▶ _SUPPLIED MATERIAL_
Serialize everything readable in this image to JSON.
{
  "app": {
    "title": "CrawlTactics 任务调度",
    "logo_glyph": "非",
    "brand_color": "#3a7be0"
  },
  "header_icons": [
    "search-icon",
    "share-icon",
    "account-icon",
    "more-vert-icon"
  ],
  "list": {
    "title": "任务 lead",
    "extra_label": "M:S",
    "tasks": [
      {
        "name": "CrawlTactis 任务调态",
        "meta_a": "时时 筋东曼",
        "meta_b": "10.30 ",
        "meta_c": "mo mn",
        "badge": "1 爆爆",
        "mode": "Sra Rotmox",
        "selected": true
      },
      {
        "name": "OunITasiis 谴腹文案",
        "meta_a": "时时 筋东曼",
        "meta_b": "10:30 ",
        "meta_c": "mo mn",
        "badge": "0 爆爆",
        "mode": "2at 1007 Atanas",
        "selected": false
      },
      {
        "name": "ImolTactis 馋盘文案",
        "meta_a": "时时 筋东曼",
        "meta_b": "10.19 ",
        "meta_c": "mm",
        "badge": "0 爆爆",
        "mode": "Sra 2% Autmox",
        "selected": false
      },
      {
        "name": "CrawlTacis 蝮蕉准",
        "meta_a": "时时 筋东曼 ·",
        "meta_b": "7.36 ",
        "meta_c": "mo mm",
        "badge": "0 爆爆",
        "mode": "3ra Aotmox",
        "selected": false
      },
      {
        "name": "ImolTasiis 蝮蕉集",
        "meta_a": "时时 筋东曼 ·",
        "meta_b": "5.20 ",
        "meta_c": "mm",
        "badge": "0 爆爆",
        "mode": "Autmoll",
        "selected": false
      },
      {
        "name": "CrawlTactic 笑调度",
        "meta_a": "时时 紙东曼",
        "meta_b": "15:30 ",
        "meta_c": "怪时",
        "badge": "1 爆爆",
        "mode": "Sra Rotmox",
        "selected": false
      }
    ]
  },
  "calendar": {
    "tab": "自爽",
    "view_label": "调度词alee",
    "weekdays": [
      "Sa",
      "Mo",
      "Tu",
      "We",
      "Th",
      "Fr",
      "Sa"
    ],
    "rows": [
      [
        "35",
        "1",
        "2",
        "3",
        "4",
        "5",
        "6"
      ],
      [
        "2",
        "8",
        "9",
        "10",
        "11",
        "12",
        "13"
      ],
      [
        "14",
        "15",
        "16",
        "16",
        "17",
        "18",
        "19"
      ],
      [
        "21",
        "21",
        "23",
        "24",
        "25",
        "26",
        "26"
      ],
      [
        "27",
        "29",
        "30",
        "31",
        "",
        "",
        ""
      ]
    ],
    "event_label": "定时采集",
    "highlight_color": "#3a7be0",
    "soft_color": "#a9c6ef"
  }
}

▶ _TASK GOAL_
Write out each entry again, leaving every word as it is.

▶ _RESULT BELOW_
Serialize everything readable in this image to JSON.
{
  "app": {
    "title": "CrawlTactics 任务调度",
    "logo_glyph": "非",
    "brand_color": "#3a7be0"
  },
  "header_icons": [
    "search-icon",
    "share-icon",
    "account-icon",
    "more-vert-icon"
  ],
  "list": {
    "title": "任务 lead",
    "extra_label": "M:S",
    "tasks": [
      {
        "name": "CrawlTactis 任务调态",
        "meta_a": "时时 筋东曼",
        "meta_b": "10.30 ",
        "meta_c": "mo mn",
        "badge": "1 爆爆",
        "mode": "Sra Rotmox",
        "selected": true
      },
      {
        "name": "OunITasiis 谴腹文案",
        "meta_a": "时时 筋东曼",
        "meta_b": "10:30 ",
        "meta_c": "mo mn",
        "badge": "0 爆爆",
        "mode": "2at 1007 Atanas",
        "selected": false
      },
      {
        "name": "ImolTactis 馋盘文案",
        "meta_a": "时时 筋东曼",
        "meta_b": "10.19 ",
        "meta_c": "mm",
        "badge": "0 爆爆",
        "mode": "Sra 2% Autmox",
        "selected": false
      },
      {
        "name": "CrawlTacis 蝮蕉准",
        "meta_a": "时时 筋东曼 ·",
        "meta_b": "7.36 ",
        "meta_c": "mo mm",
        "badge": "0 爆爆",
        "mode": "3ra Aotmox",
        "selected": false
      },
      {
        "name": "ImolTasiis 蝮蕉集",
        "meta_a": "时时 筋东曼 ·",
        "meta_b": "5.20 ",
        "meta_c": "mm",
        "badge": "0 爆爆",
        "mode": "Autmoll",
        "selected": false
      },
      {
        "name": "CrawlTactic 笑调度",
        "meta_a": "时时 紙东曼",
        "meta_b": "15:30 ",
        "meta_c": "怪时",
        "badge": "1 爆爆",
        "mode": "Sra Rotmox",
        "selected": false
      }
    ]
  },
  "calendar": {
    "tab": "自爽",
    "view_label": "调度词alee",
    "weekdays": [
      "Sa",
      "Mo",
      "Tu",
      "We",
      "Th",
      "Fr",
      "Sa"
    ],
    "rows": [
      [
        "35",
        "1",
        "2",
        "3",
        "4",
        "5",
        "6"
      ],
      [
        "2",
        "8",
        "9",
        "10",
        "11",
        "12",
        "13"
      ],
      [
        "14",
        "15",
        "16",
        "16",
        "17",
        "18",
        "19"
      ],
      [
        "21",
        "21",
        "23",
        "24",
        "25",
        "26",
        "26"
      ],
      [
        "27",
        "29",
        "30",
        "31",
        "",
        "",
        ""
      ]
    ],
    "event_label": "定时采集",
    "highlight_color": "#3a7be0",
    "soft_color": "#a9c6ef"
  }
}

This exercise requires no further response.